Speaking to a lunchtime gathering of the League of Women Voters, Termini readily acknowledged that “we’re never, ever, ever going to have the kind of retail we once did. We’ll never have the large department stores.”

But there are plenty of buildings with storefront retail space on the first floor all along downtown streets, and a tax-free zone aimed at visitors to Buffalo – not locals – could appeal to the same shoppers who already flood the parking lots at area malls.

“If you go to every mall in the area, what’s there? Canadians. The city has yet to take advantage of our Canadian neighbors,” he said.

Termini, who is known for loft conversions and historic renovations in Buffalo, told the audience of about 70 people that a retail revival is the next step in Buffalo’s urban resurgence. He noted there has already been a surge in housing and restaurants downtown, including three new ones in his Hotel @ The Lafayette.

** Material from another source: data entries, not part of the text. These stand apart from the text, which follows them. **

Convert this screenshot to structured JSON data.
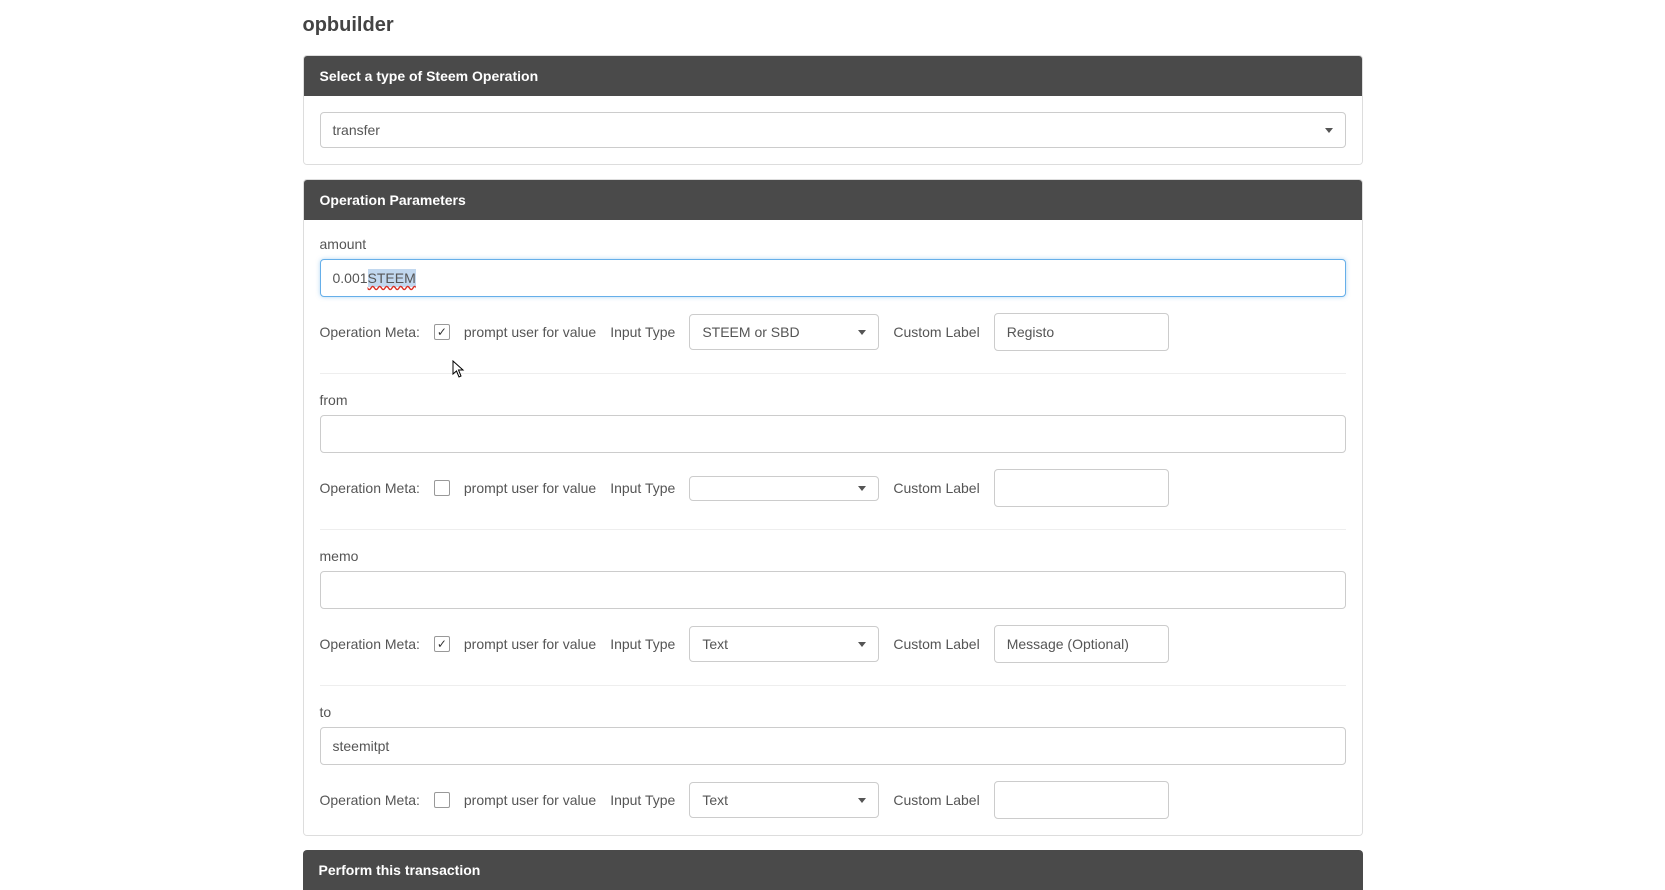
{
  "page": {
    "title": "opbuilder"
  },
  "select_panel": {
    "header": "Select a type of Steem Operation",
    "value": "transfer"
  },
  "params_panel": {
    "header": "Operation Parameters"
  },
  "params": {
    "amount": {
      "label": "amount",
      "value_prefix": "0.001 ",
      "value_selected": "STEEM",
      "meta_label": "Operation Meta:",
      "prompt_checked": true,
      "prompt_label": "prompt user for value",
      "input_type_label": "Input Type",
      "input_type_value": "STEEM or SBD",
      "custom_label_label": "Custom Label",
      "custom_label_value": "Registo"
    },
    "from": {
      "label": "from",
      "value": "",
      "meta_label": "Operation Meta:",
      "prompt_checked": false,
      "prompt_label": "prompt user for value",
      "input_type_label": "Input Type",
      "input_type_value": "",
      "custom_label_label": "Custom Label",
      "custom_label_value": ""
    },
    "memo": {
      "label": "memo",
      "value": "",
      "meta_label": "Operation Meta:",
      "prompt_checked": true,
      "prompt_label": "prompt user for value",
      "input_type_label": "Input Type",
      "input_type_value": "Text",
      "custom_label_label": "Custom Label",
      "custom_label_value": "Message (Optional)"
    },
    "to": {
      "label": "to",
      "value": "steemitpt",
      "meta_label": "Operation Meta:",
      "prompt_checked": false,
      "prompt_label": "prompt user for value",
      "input_type_label": "Input Type",
      "input_type_value": "Text",
      "custom_label_label": "Custom Label",
      "custom_label_value": ""
    }
  },
  "footer": {
    "header": "Perform this transaction"
  }
}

“I think it’s an important aspect of bringing back downtown,” said Termini, who has proposed his concept to state and local political leaders. “Nothing has worked, so why not try something that might work? People will travel 30 miles to buy gas tax-free at a reservation. People will come downtown if you provide them with tax-free shopping.”

Termini said such an effort would be an example of the kind of public-private partnership that has already driven significant urban revival in Buffalo and that he said is still needed going forward to rescue or restore structures like the Trico Building near the Buffalo Niagara Medical Campus.

Calling his $42 million Lafayette project the “poster child for public-private partnerships,” he said it would not have gone forward without state and federal historic tax credits, $2 million from the Governor’s Office and additional grants or tax breaks from the Erie County Industrial Development Agency, the city, National Grid and National Fuel Gas Co.

“Without all of the money put into the project, it never would have happened,” he said. “Renovation of historic buildings is very expensive, and the rents in Buffalo are so low. So there’s a gap, and one of the ways you fill that gap is with historic tax credits.”

Termini spoke as part of a panel discussion about the role of public-private partnerships in Buffalo’s recent rebirth and how they can take many forms. Other panelists included David Stebbins, vice president of Buffalo Urban Development Corp.; Thomas Kucharski, president and CEO of Buffalo Niagara Enterprise; and Howard Zemsky, managing partner of Larkin Development Corp., chairman of the Niagara Frontier Transportation Authority and co-chairman of the state’s Western New York Regional Economic Development Council.